    As a national technical assistance center funded by the US Department of Education, the National Center on Deaf-Blindness (NCDB) works to improve the quality of life for children who are deaf-blind and their families by: creating visibility and direction for identified priorities through a range of practices, activities, supports and partnerships; identifying and encouraging new innovations in local, state, and national practice and policy; and maintaining a repository of content, history, and knowledge, easily available and shared by all who are part of the community of deaf-blindness. 
  • National Center on Educational Outcomes
    The National Center on Educational Outcomes (NCEO) offers the following kinds of materials and services for state personnel, educators, parents, and others concerned with assessment and the educational outcomes of all students: an extensive list of publications; principles to guide inclusive assessment systems; recommendations for developing assessment policies and guidelines for participation, accessibility, reporting, and accountability that includes all students; current information on assessment projects and other efforts to collect data on the educational outcomes of all students; and a national network of people who can assist states and other agencies as they consider assessment and accountability issues. 

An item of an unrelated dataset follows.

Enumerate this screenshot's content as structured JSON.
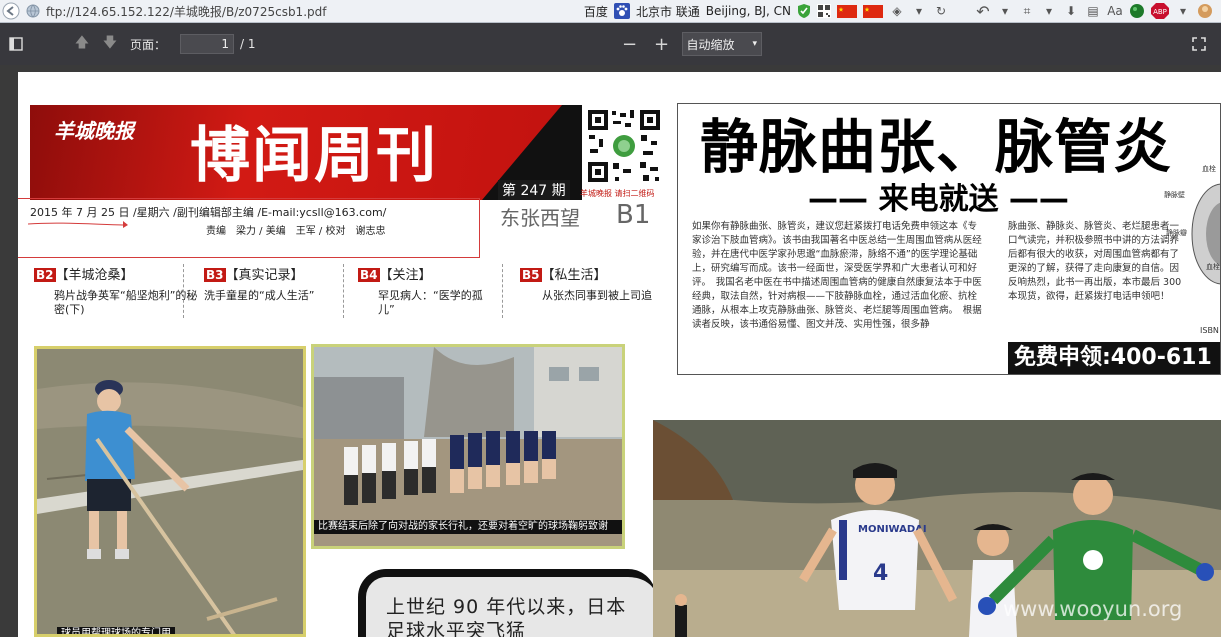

  • National Center on Secondary Education and Transition
    The National Center on Secondary Education and Transition (NCSET) focuses on improved access and success for students with disabilities in secondary and postsecondary education, as well as employment, independent living, and community preparations.
  • National Center on Intensive Intervention
    The National Center on Intensive Intervention (NCII) builds the capacity of state and local education agencies, universities, practitioners, and other stakeholders to support implementation of intensive intervention in literacy, mathematics, and behavior for students with severe and persistent learning and/or behavioral needs, often in the context of their multi-tiered system of support (MTSS) or special education services.  NCII”s approach to intensive intervention is data-based individualization (DBI), a research-based process that integrates the systematic use of assessment data, validated interventions, and intensification strategies. 
  • National Professional Development Center for Autism Spectrum Disorders
    The National Professional Development Center on Autism Disorder (NPDC) promotes the use of evidence-based practices for early screening and diagnosis; intervention and education; intense, sustainable outcome-based training; technical assistance and coaching for the delivery of effective services; and evaluation/measurement of child, practitioner and system level outcomes.
  • Office for Special Education Programs
    The Office of Special Education Programs (OSEP) is dedicated to improving results for infants, toddlers, children and youth with disabilities ages birth through 21 by providing leadership and financial support to assist states and local districts. 
  • Office of Special Education and Rehabilitative Services
    The Office of Special Education and Rehabilitative Services (OSERS) supports programs that help educate children and youth with disabilities and provides for the rehabilitation of youth and adults with disabilities. OSERS provides a wide array of supports to parents and individuals, school districts and states in two main areas—special education and vocational rehabilitation. 
  • Project IDEAL
    Project IDEAL is part of a teacher preparation program intended to better prepare teachers to work with students with disabilities. Project IDEAL (Informing and Designing Education for all Learners) offers a wide variety of resources for teachers.  
  • Technical Assistance Center on Positive Behavioral Interventions & Supports
    The Technical Assistance Center on Positive Behavioral Interventions and Supports provides resources to help schools identify, adopt, and sustain effective school wide disciplinary practices. Resources include tools to evaluate program impact, a resource search guide, videos for professional development, and podcasts on related topics.